Task statement: Within the entries below, find every line that has the string "value", then copy it.

Data in this exercise:

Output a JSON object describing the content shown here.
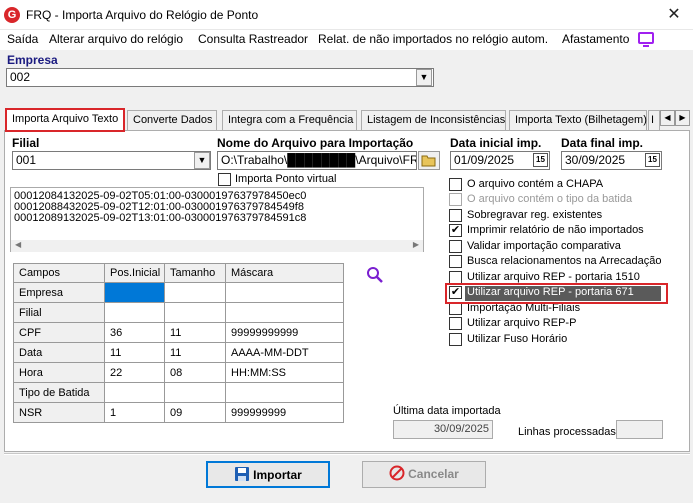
{
  "window": {
    "title": "FRQ - Importa Arquivo do Relógio de Ponto",
    "app_icon": "G",
    "close_glyph": "✕"
  },
  "menu": [
    "Saída",
    "Alterar arquivo do relógio",
    "Consulta Rastreador",
    "Relat. de não importados no relógio autom.",
    "Afastamento"
  ],
  "empresa": {
    "label": "Empresa",
    "value": "002"
  },
  "tabs": [
    "Importa Arquivo Texto",
    "Converte Dados",
    "Integra com a Frequência",
    "Listagem de Inconsistências",
    "Importa Texto (Bilhetagem)",
    "I"
  ],
  "tab_scroll": {
    "left": "◀",
    "right": "▶"
  },
  "filial": {
    "label": "Filial",
    "value": "001"
  },
  "arquivo": {
    "label": "Nome do Arquivo para Importação",
    "value": "O:\\Trabalho\\████████\\Arquivo\\FRQ\\AFD\\"
  },
  "data_inicial": {
    "label": "Data inicial imp.",
    "value": "01/09/2025"
  },
  "data_final": {
    "label": "Data final imp.",
    "value": "30/09/2025"
  },
  "calendar_glyph": "15",
  "importa_ponto_virtual": {
    "label": "Importa Ponto virtual",
    "checked": false
  },
  "log_lines": [
    "00012084132025-09-02T05:01:00-03000197637978450ec0",
    "00012088432025-09-02T12:01:00-030001976379784549f8",
    "00012089132025-09-02T13:01:00-030001976379784591c8"
  ],
  "grid": {
    "headers": [
      "Campos",
      "Pos.Inicial",
      "Tamanho",
      "Máscara"
    ],
    "rows": [
      [
        "Empresa",
        "",
        "",
        ""
      ],
      [
        "Filial",
        "",
        "",
        ""
      ],
      [
        "CPF",
        "36",
        "11",
        "99999999999"
      ],
      [
        "Data",
        "11",
        "11",
        "AAAA-MM-DDT"
      ],
      [
        "Hora",
        "22",
        "08",
        "HH:MM:SS"
      ],
      [
        "Tipo de Batida",
        "",
        "",
        ""
      ],
      [
        "NSR",
        "1",
        "09",
        "999999999"
      ]
    ]
  },
  "options": [
    {
      "label": "O arquivo contém a CHAPA",
      "checked": false,
      "enabled": true
    },
    {
      "label": "O arquivo contém o tipo da batida",
      "checked": false,
      "enabled": false
    },
    {
      "label": "Sobregravar reg. existentes",
      "checked": false,
      "enabled": true
    },
    {
      "label": "Imprimir relatório de não importados",
      "checked": true,
      "enabled": true
    },
    {
      "label": "Validar importação comparativa",
      "checked": false,
      "enabled": true
    },
    {
      "label": "Busca relacionamentos na Arrecadação",
      "checked": false,
      "enabled": true
    },
    {
      "label": "Utilizar arquivo REP - portaria 1510",
      "checked": false,
      "enabled": true
    },
    {
      "label": "Utilizar arquivo REP - portaria 671",
      "checked": true,
      "enabled": true
    },
    {
      "label": "Importação Multi-Filiais",
      "checked": false,
      "enabled": true
    },
    {
      "label": "Utilizar arquivo REP-P",
      "checked": false,
      "enabled": true
    },
    {
      "label": "Utilizar Fuso Horário",
      "checked": false,
      "enabled": true
    }
  ],
  "ultima_data": {
    "label": "Última data importada",
    "value": "30/09/2025"
  },
  "linhas_processadas": {
    "label": "Linhas processadas",
    "value": ""
  },
  "buttons": {
    "importar": "Importar",
    "cancelar": "Cancelar"
  },
  "colors": {
    "accent": "#0078d7",
    "highlight_red": "#d9262a",
    "purple_icon": "#a020f0"
  }
}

Problem solution:
    "value": "002"
    "value": "001"
    "value": "O:\\Trabalho\\████████\\Arquivo\\FRQ\\AFD\\"
    "value": "01/09/2025"
    "value": "30/09/2025"
    "value": "30/09/2025"
    "value": ""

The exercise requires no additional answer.